recycle.jpg Seventy-seven percent of the South African city dwellers surveyed by a research company recently said they never recycled paper and packaging. I suppose it’s not surprising, but it is very concerning. Part of the problem, I suspect, is that that there is a lack of information about what can and cannot be recycled available to the public and recycling takes a huge amount of effort. I’m sure that if it were made easier to recycle, a lot more us would do it.

In my area Mondi’s Ronnie Recycling service is a straightforward and reliable way to recycle paper and cardboard. I have a compost heap in my garden that takes most of my organic waste, but what do people who don’t have gardens do? They need somewhere to store it until they can take it to the dump. The same applies for everything else – glass, cans, plastics and broken appliances – recycling requires so much storage space and effort that I often just throw everything in the bin and hope the guys with the trolleys that rummage through the rubbish on Pikitup’s collection day will do the necessary sorting and recycling for me. They do earn a bit of income at the buy-back depots, after all. But, it’s a bit hit and miss. I’d rather be certain that my plastic is being recycled in an environmentally friendly way and not ending up lacing the shores of the Braamfonten Spruit.

Enter Resolution Recycling. They have hit on a brilliant idea. For an annual fee of R360 (that works out to R30 a month), they give you a big, green dustbin into which you put your recyclables and then they come and fetch it from you every two weeks. How simple is that? They also provide you with a list of what they can recycle. Justin Needham, the owner, told me he ensures that all the material is dealt with in an environmentally friendly way and he has a reputation to maintain so he takes the green factor very seriously.
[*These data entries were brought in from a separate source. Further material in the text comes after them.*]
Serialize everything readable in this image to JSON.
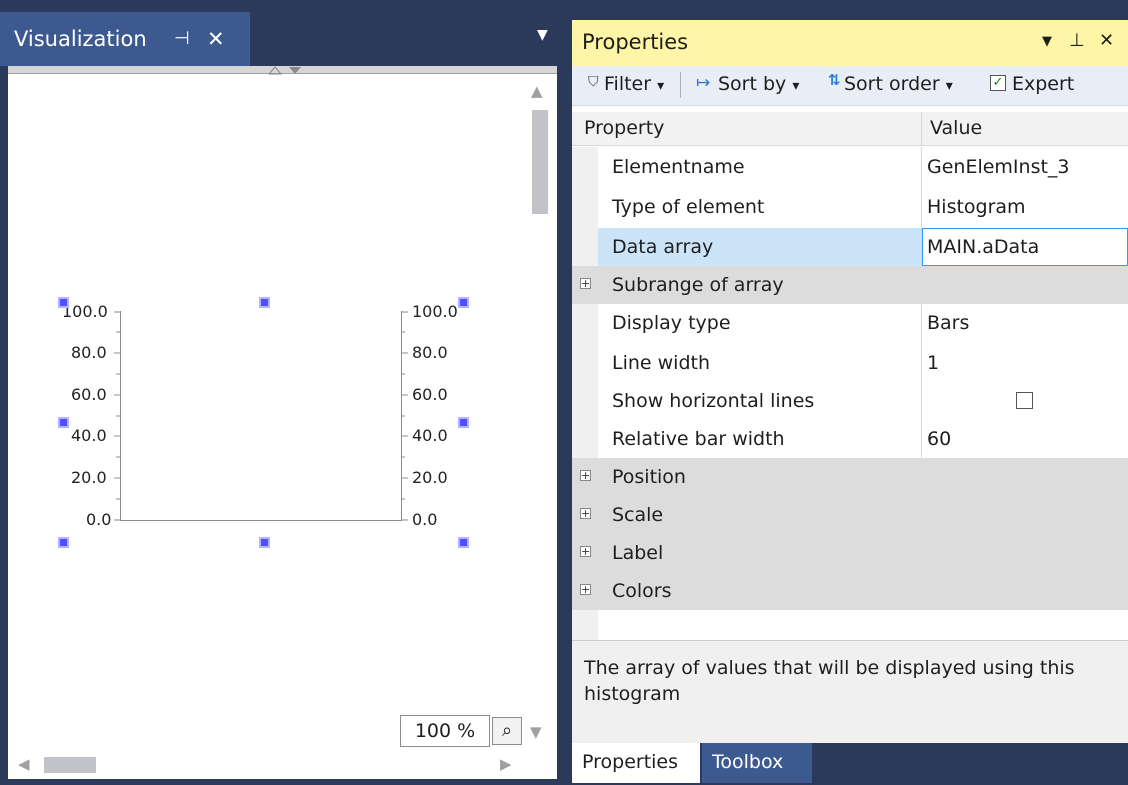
{
  "visualization": {
    "title": "Visualization",
    "pin_glyph": "⊣",
    "close_glyph": "✕",
    "menu_glyph": "▼",
    "zoom_value": "100 %",
    "zoom_icon": "⌕",
    "chart_labels": {
      "left_ticks": [
        "100.0",
        "80.0",
        "60.0",
        "40.0",
        "20.0",
        "0.0"
      ],
      "right_ticks": [
        "100.0",
        "80.0",
        "60.0",
        "40.0",
        "20.0",
        "0.0"
      ]
    }
  },
  "properties": {
    "title": "Properties",
    "header_icons": {
      "menu": "▼",
      "pin": "⊥",
      "close": "✕"
    },
    "toolbar": {
      "filter": "Filter",
      "sort_by": "Sort by",
      "sort_order": "Sort order",
      "expert": "Expert",
      "dropdown": "▾"
    },
    "columns": {
      "property": "Property",
      "value": "Value"
    },
    "rows": [
      {
        "label": "Elementname",
        "value": "GenElemInst_3",
        "group": false
      },
      {
        "label": "Type of element",
        "value": "Histogram",
        "group": false
      },
      {
        "label": "Data array",
        "value": "MAIN.aData",
        "group": false,
        "selected": true
      },
      {
        "label": "Subrange of array",
        "value": "",
        "group": true
      },
      {
        "label": "Display type",
        "value": "Bars",
        "group": false
      },
      {
        "label": "Line width",
        "value": "1",
        "group": false
      },
      {
        "label": "Show horizontal lines",
        "value": "",
        "group": false,
        "checkbox": true
      },
      {
        "label": "Relative bar width",
        "value": "60",
        "group": false
      },
      {
        "label": "Position",
        "value": "",
        "group": true
      },
      {
        "label": "Scale",
        "value": "",
        "group": true
      },
      {
        "label": "Label",
        "value": "",
        "group": true
      },
      {
        "label": "Colors",
        "value": "",
        "group": true
      }
    ],
    "description": "The array of values that will be displayed using this histogram",
    "bottom_tabs": [
      "Properties",
      "Toolbox"
    ]
  },
  "colors": {
    "chrome": "#2b3a5b",
    "active_tab": "#3d5a90",
    "properties_header": "#fef5a6",
    "selected_cell": "#cce4f7",
    "selected_value_border": "#3399ff",
    "handle": "#4f4fff"
  }
}
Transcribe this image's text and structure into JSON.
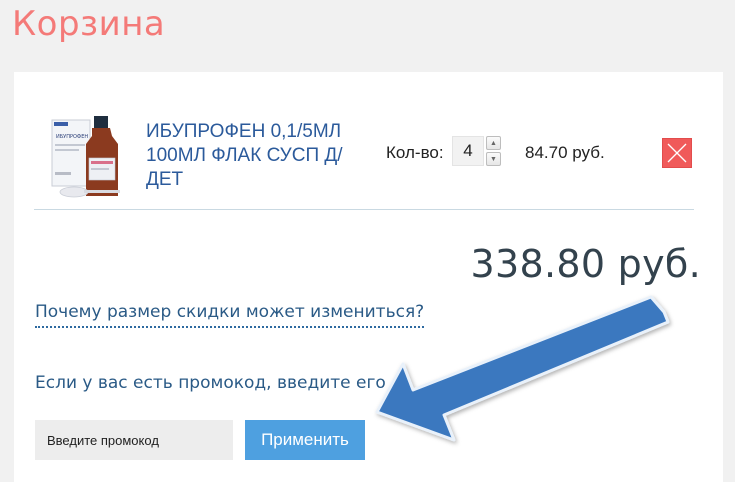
{
  "page": {
    "title": "Корзина"
  },
  "cart": {
    "item": {
      "name": "ИБУПРОФЕН 0,1/5МЛ 100МЛ ФЛАК СУСП Д/ДЕТ",
      "image_label": "ИБУПРОФЕН",
      "quantity_label": "Кол-во:",
      "quantity": "4",
      "price": "84.70 руб."
    },
    "total": "338.80 руб.",
    "discount_link": "Почему размер скидки может измениться?",
    "promo": {
      "hint": "Если у вас есть промокод, введите его",
      "placeholder": "Введите промокод",
      "apply_label": "Применить"
    }
  },
  "icons": {
    "remove": "close-icon",
    "stepper_up": "triangle-up-icon",
    "stepper_down": "triangle-down-icon"
  },
  "colors": {
    "title": "#f47a78",
    "link": "#2b5a9b",
    "remove": "#f05a5a",
    "apply_button": "#4ea0e0",
    "annotation_arrow": "#3a78bf"
  }
}
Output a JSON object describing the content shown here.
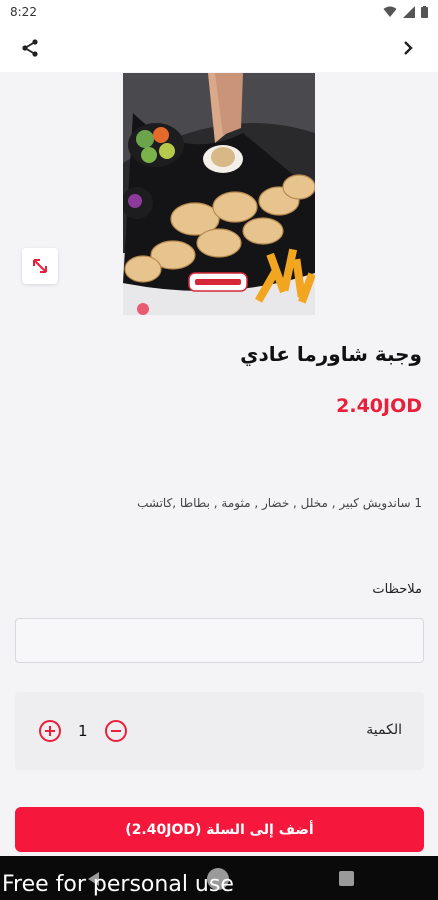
{
  "status_bar": {
    "time": "8:22"
  },
  "app_bar": {
    "share_icon": "share-icon",
    "forward_icon": "chevron-right-icon"
  },
  "product": {
    "title": "وجبة شاورما عادي",
    "price": "2.40JOD",
    "description": "1 ساندويش كبير , مخلل , خضار , مثومة , بطاطا ,كاتشب"
  },
  "notes": {
    "label": "ملاحظات",
    "value": "",
    "placeholder": ""
  },
  "quantity": {
    "label": "الكمية",
    "value": "1"
  },
  "cart_button": {
    "label": "أضف إلى السلة (2.40JOD)"
  },
  "watermark": "Free for personal use",
  "colors": {
    "accent": "#f5173c",
    "price": "#e8203c"
  }
}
At the moment Resolution Recycling operates mainly in Joburg’s northern suburbs, but it is expanding all the time, so it’s worth getting in touch with them to see if they do your area. I was told that they are looking at including Pretoria some time next year.

For more information take a look at Resolution Recycling’s website